$100 to the Tustin Public Schools Foundation for

every home loan we close within the Tustin Unified

School District in 2009.

California State Ballot Measures Needed To Help Solve Budget Crisis And Fund Schools Are Falling Short Of 50% Support In May Special Election

Five state ballot measures aimed at solving California’s budget crisis are falling short of the support needed to pass in the May special election, a sign that voters may force lawmakers into another fierce clash over tax hikes and spending cuts, according to a poll released Wednesday.

The state’s dismal economy has already partly unraveled the budget deal that Gov. Arnold Schwarzenegger and the Legislature reached last month, with a drop in tax collections leaving a new $8-billion shortfall.

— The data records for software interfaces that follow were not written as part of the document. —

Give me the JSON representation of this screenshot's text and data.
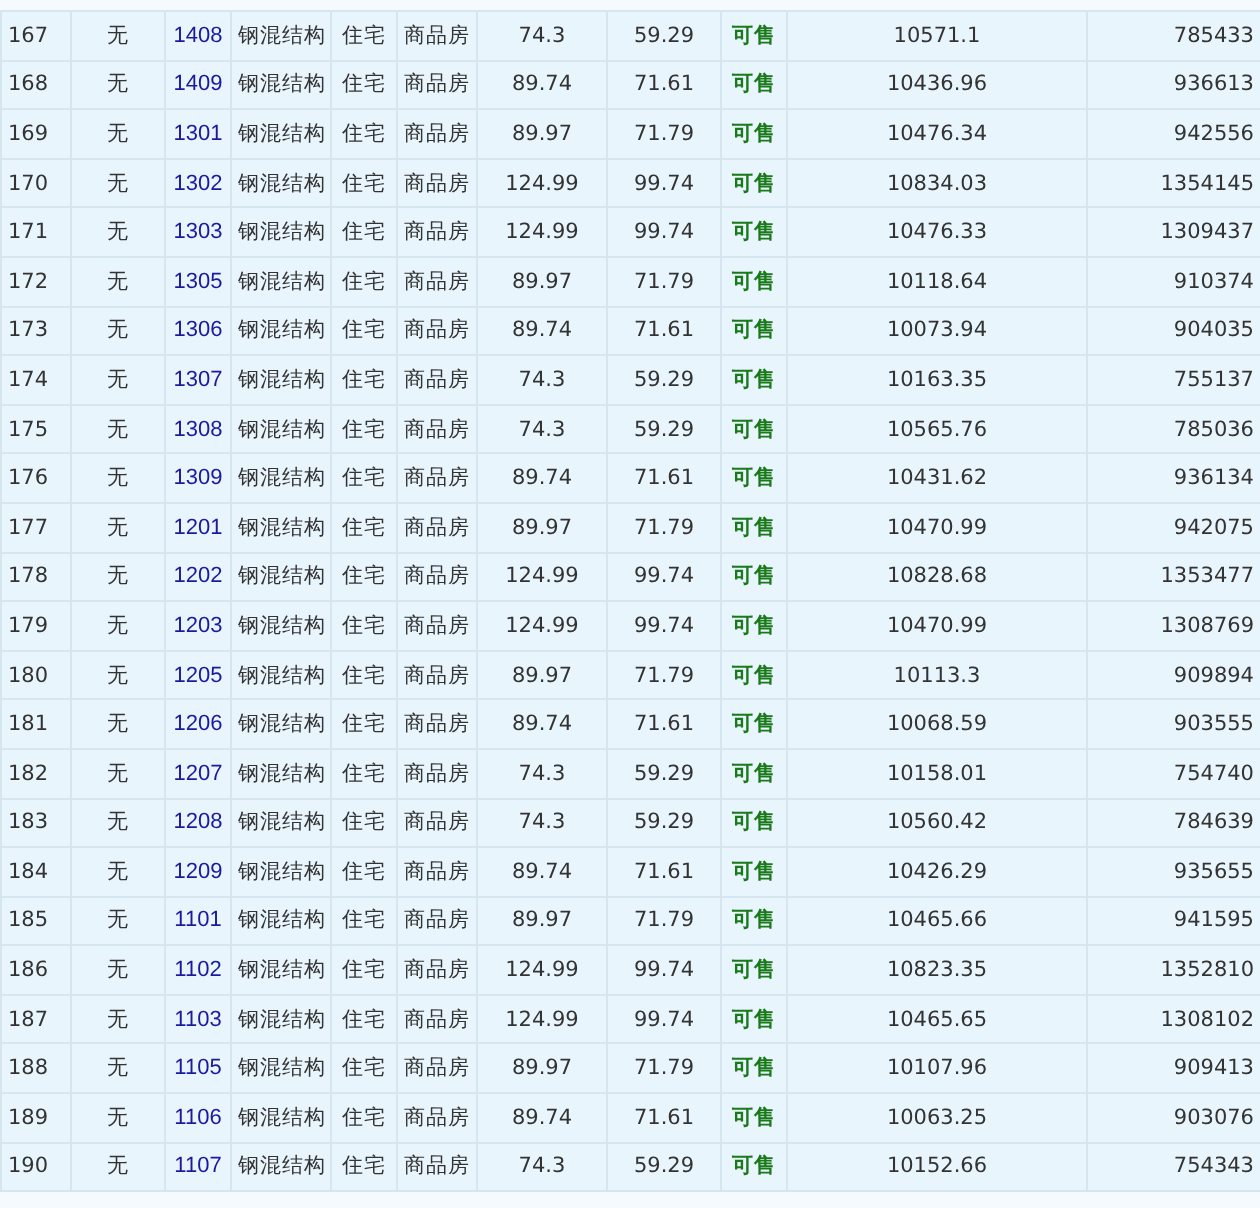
{
  "table": {
    "rows": [
      {
        "no": "167",
        "pledge": "无",
        "room": "1408",
        "structure": "钢混结构",
        "use": "住宅",
        "type": "商品房",
        "area": "74.3",
        "inner_area": "59.29",
        "status": "可售",
        "unit_price": "10571.1",
        "total": "785433"
      },
      {
        "no": "168",
        "pledge": "无",
        "room": "1409",
        "structure": "钢混结构",
        "use": "住宅",
        "type": "商品房",
        "area": "89.74",
        "inner_area": "71.61",
        "status": "可售",
        "unit_price": "10436.96",
        "total": "936613"
      },
      {
        "no": "169",
        "pledge": "无",
        "room": "1301",
        "structure": "钢混结构",
        "use": "住宅",
        "type": "商品房",
        "area": "89.97",
        "inner_area": "71.79",
        "status": "可售",
        "unit_price": "10476.34",
        "total": "942556"
      },
      {
        "no": "170",
        "pledge": "无",
        "room": "1302",
        "structure": "钢混结构",
        "use": "住宅",
        "type": "商品房",
        "area": "124.99",
        "inner_area": "99.74",
        "status": "可售",
        "unit_price": "10834.03",
        "total": "1354145"
      },
      {
        "no": "171",
        "pledge": "无",
        "room": "1303",
        "structure": "钢混结构",
        "use": "住宅",
        "type": "商品房",
        "area": "124.99",
        "inner_area": "99.74",
        "status": "可售",
        "unit_price": "10476.33",
        "total": "1309437"
      },
      {
        "no": "172",
        "pledge": "无",
        "room": "1305",
        "structure": "钢混结构",
        "use": "住宅",
        "type": "商品房",
        "area": "89.97",
        "inner_area": "71.79",
        "status": "可售",
        "unit_price": "10118.64",
        "total": "910374"
      },
      {
        "no": "173",
        "pledge": "无",
        "room": "1306",
        "structure": "钢混结构",
        "use": "住宅",
        "type": "商品房",
        "area": "89.74",
        "inner_area": "71.61",
        "status": "可售",
        "unit_price": "10073.94",
        "total": "904035"
      },
      {
        "no": "174",
        "pledge": "无",
        "room": "1307",
        "structure": "钢混结构",
        "use": "住宅",
        "type": "商品房",
        "area": "74.3",
        "inner_area": "59.29",
        "status": "可售",
        "unit_price": "10163.35",
        "total": "755137"
      },
      {
        "no": "175",
        "pledge": "无",
        "room": "1308",
        "structure": "钢混结构",
        "use": "住宅",
        "type": "商品房",
        "area": "74.3",
        "inner_area": "59.29",
        "status": "可售",
        "unit_price": "10565.76",
        "total": "785036"
      },
      {
        "no": "176",
        "pledge": "无",
        "room": "1309",
        "structure": "钢混结构",
        "use": "住宅",
        "type": "商品房",
        "area": "89.74",
        "inner_area": "71.61",
        "status": "可售",
        "unit_price": "10431.62",
        "total": "936134"
      },
      {
        "no": "177",
        "pledge": "无",
        "room": "1201",
        "structure": "钢混结构",
        "use": "住宅",
        "type": "商品房",
        "area": "89.97",
        "inner_area": "71.79",
        "status": "可售",
        "unit_price": "10470.99",
        "total": "942075"
      },
      {
        "no": "178",
        "pledge": "无",
        "room": "1202",
        "structure": "钢混结构",
        "use": "住宅",
        "type": "商品房",
        "area": "124.99",
        "inner_area": "99.74",
        "status": "可售",
        "unit_price": "10828.68",
        "total": "1353477"
      },
      {
        "no": "179",
        "pledge": "无",
        "room": "1203",
        "structure": "钢混结构",
        "use": "住宅",
        "type": "商品房",
        "area": "124.99",
        "inner_area": "99.74",
        "status": "可售",
        "unit_price": "10470.99",
        "total": "1308769"
      },
      {
        "no": "180",
        "pledge": "无",
        "room": "1205",
        "structure": "钢混结构",
        "use": "住宅",
        "type": "商品房",
        "area": "89.97",
        "inner_area": "71.79",
        "status": "可售",
        "unit_price": "10113.3",
        "total": "909894"
      },
      {
        "no": "181",
        "pledge": "无",
        "room": "1206",
        "structure": "钢混结构",
        "use": "住宅",
        "type": "商品房",
        "area": "89.74",
        "inner_area": "71.61",
        "status": "可售",
        "unit_price": "10068.59",
        "total": "903555"
      },
      {
        "no": "182",
        "pledge": "无",
        "room": "1207",
        "structure": "钢混结构",
        "use": "住宅",
        "type": "商品房",
        "area": "74.3",
        "inner_area": "59.29",
        "status": "可售",
        "unit_price": "10158.01",
        "total": "754740"
      },
      {
        "no": "183",
        "pledge": "无",
        "room": "1208",
        "structure": "钢混结构",
        "use": "住宅",
        "type": "商品房",
        "area": "74.3",
        "inner_area": "59.29",
        "status": "可售",
        "unit_price": "10560.42",
        "total": "784639"
      },
      {
        "no": "184",
        "pledge": "无",
        "room": "1209",
        "structure": "钢混结构",
        "use": "住宅",
        "type": "商品房",
        "area": "89.74",
        "inner_area": "71.61",
        "status": "可售",
        "unit_price": "10426.29",
        "total": "935655"
      },
      {
        "no": "185",
        "pledge": "无",
        "room": "1101",
        "structure": "钢混结构",
        "use": "住宅",
        "type": "商品房",
        "area": "89.97",
        "inner_area": "71.79",
        "status": "可售",
        "unit_price": "10465.66",
        "total": "941595"
      },
      {
        "no": "186",
        "pledge": "无",
        "room": "1102",
        "structure": "钢混结构",
        "use": "住宅",
        "type": "商品房",
        "area": "124.99",
        "inner_area": "99.74",
        "status": "可售",
        "unit_price": "10823.35",
        "total": "1352810"
      },
      {
        "no": "187",
        "pledge": "无",
        "room": "1103",
        "structure": "钢混结构",
        "use": "住宅",
        "type": "商品房",
        "area": "124.99",
        "inner_area": "99.74",
        "status": "可售",
        "unit_price": "10465.65",
        "total": "1308102"
      },
      {
        "no": "188",
        "pledge": "无",
        "room": "1105",
        "structure": "钢混结构",
        "use": "住宅",
        "type": "商品房",
        "area": "89.97",
        "inner_area": "71.79",
        "status": "可售",
        "unit_price": "10107.96",
        "total": "909413"
      },
      {
        "no": "189",
        "pledge": "无",
        "room": "1106",
        "structure": "钢混结构",
        "use": "住宅",
        "type": "商品房",
        "area": "89.74",
        "inner_area": "71.61",
        "status": "可售",
        "unit_price": "10063.25",
        "total": "903076"
      },
      {
        "no": "190",
        "pledge": "无",
        "room": "1107",
        "structure": "钢混结构",
        "use": "住宅",
        "type": "商品房",
        "area": "74.3",
        "inner_area": "59.29",
        "status": "可售",
        "unit_price": "10152.66",
        "total": "754343"
      }
    ]
  }
}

Rejection of the ballot measures would widen the gap to nearly $14 billion.

The least popular measure, Proposition 1C, is also the one that state leaders are counting on most for immediate fiscal relief: It would let the state borrow $5 billion against future lottery revenues. The cost, to be paid over decades, would be billions in new interest obligations, and less lottery money to meet future spending needs.

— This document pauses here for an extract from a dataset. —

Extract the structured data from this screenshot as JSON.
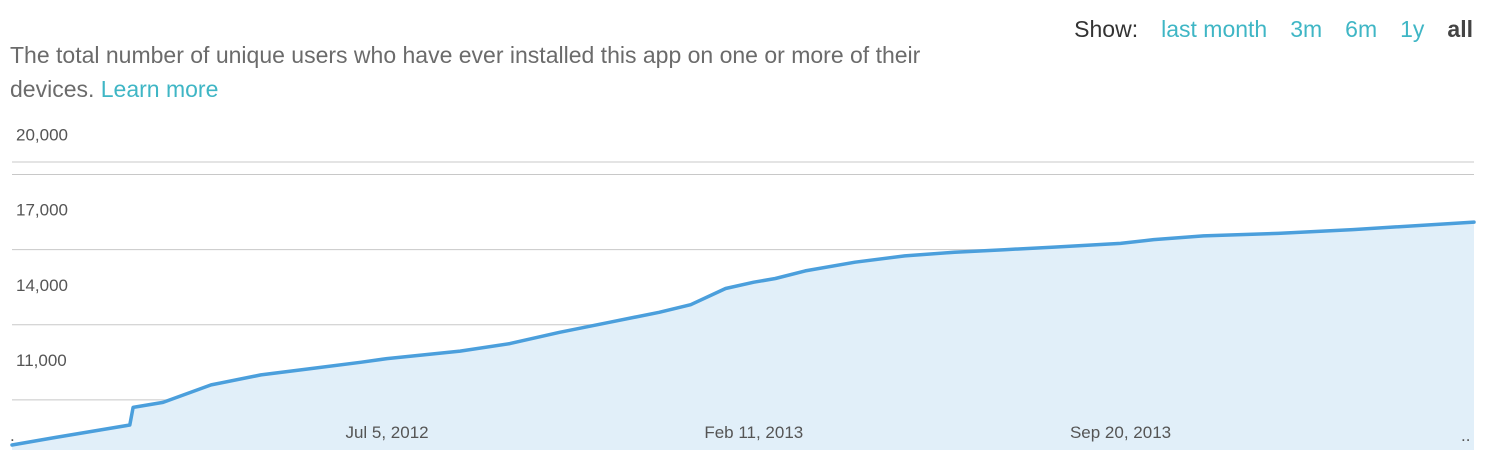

The poll by the nonpartisan Public Policy Institute of California found that Proposition 1C would lose in a rout if the May 19 election were held today, with 37% of likely voters in favor and 50% opposed.

Faring slightly better, but still decisively rejected, would be Proposition 1A. It would cap state spending while extending billions in temporary tax hikes for an extra two years. The survey found 39% of likely voters for the measure and 46% against it.

So far, Proposition 1A is the measure that has drawn the most attention. Conservatives on talk radio, enraged by the extension of the tax hikes, have made its defeat a top priority. Some labor unions are weighing whether to campaign against the spending cap.

The dynamics of the special election are volatile, and public opinion could swing dramatically once campaign advertising begins. The poll found more than 10% of likely voters are undecided on most of the ballot measures. Also, voter turnout is likely to be low, and it is unclear what mix of Californians will wind up casting ballots in the oddly timed election.

Passage of each ballot measure requires at least one vote above 50%. Three measures were winning a plurality of support in the poll, but still falling short of the 50% threshold. The poll has a margin of sampling error of three percentage points among likely voters.

The poll found likely voters lukewarm on twin measures to loosen restrictions on money that Californians have dedicated solely to children’s health and mental health programs under previous initiatives.

Both measures, Propositions 1D and 1E, fall a few points short of 50%, but more voters backed them than opposed them.

Voter sentiment was split on Proposition 1B, which puts money into schools in future years to make up for cuts this year, with 44% in favor and 41% opposed. Lawmakers made it part of the ballot package in part to dissuade the state’s potent teachers unions from joining the opposition campaign.

All in all, “the supporters of the propositions have their work cut out for them,” said pollster Mark Baldassare, president of the policy institute.,0,3460616.story

Tustin Public Schools Foundation Announces 2009 “Dinosaur Dash Run For Education” Logo Winner For November 1 Event



Beckman High student Robert Lieu’s design won the Tustin Public Schools Foundation’s logo contest for the 2009 Dinosaur Dash Run for Education.

The foundation received 65 entries from Tustin students. Lieu won the $100 prize, and his teacher, Gigi Manning, will receive $100 for classroom art supplies.

The Dinosaur Dash will be Sunday, Nov. 1 at the Market Place in Tustin at Jamboree Road and Bryan Avenue. Proceeds benefit schools in the Tustin Unified School District.